To be sure, each House of Congress has power to "determine the Rules of its Proceedings." Each House can thus determine how much debate to permit, whether to allow amendments from the floor, and even to require supermajority votes for some types of proceeding. But House and Senate rules cannot dispense with the bare-bones requirements of the Constitution. Under Article I, Section 7, passage of one bill cannot be deemed to be enactment of another.
The Slaughter solution attempts to allow the House to pass the Senate bill, plus a bill amending it, with a single vote. The senators would then vote only on the amendatory bill. But this means that no single bill will have passed both houses in the same form. As the Supreme Court wrote in Clinton v. City of New York (1998), a bil containing the "exact text" must be approved by one house; the other house must approve "precisely the same text."
These constitutional rules set forth in Article I are not mere exercises in formalism. They ensure the democratic accountability of our representatives. Under Section 7, no bill can become law unless it is put up for public vote by both houses of Congress, and under Section 5 "the Yeas and Nays of the Members of either House on any question... shall be entered on the Journal." These requirement enable the people to evaluate whether their representatives are promoting their interests and the public good. Democratic leaders have not announced whether they will pursue the Slaughter solution.
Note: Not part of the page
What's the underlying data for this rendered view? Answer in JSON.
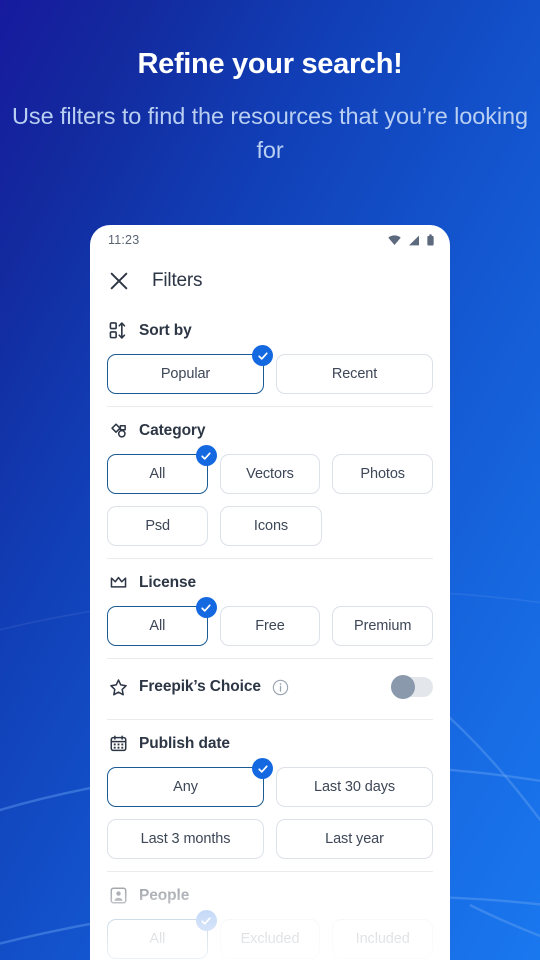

But the very purpose of it is to enable members of the House to vote for something without appearing to do so. The Constitution was drafted to prevent that.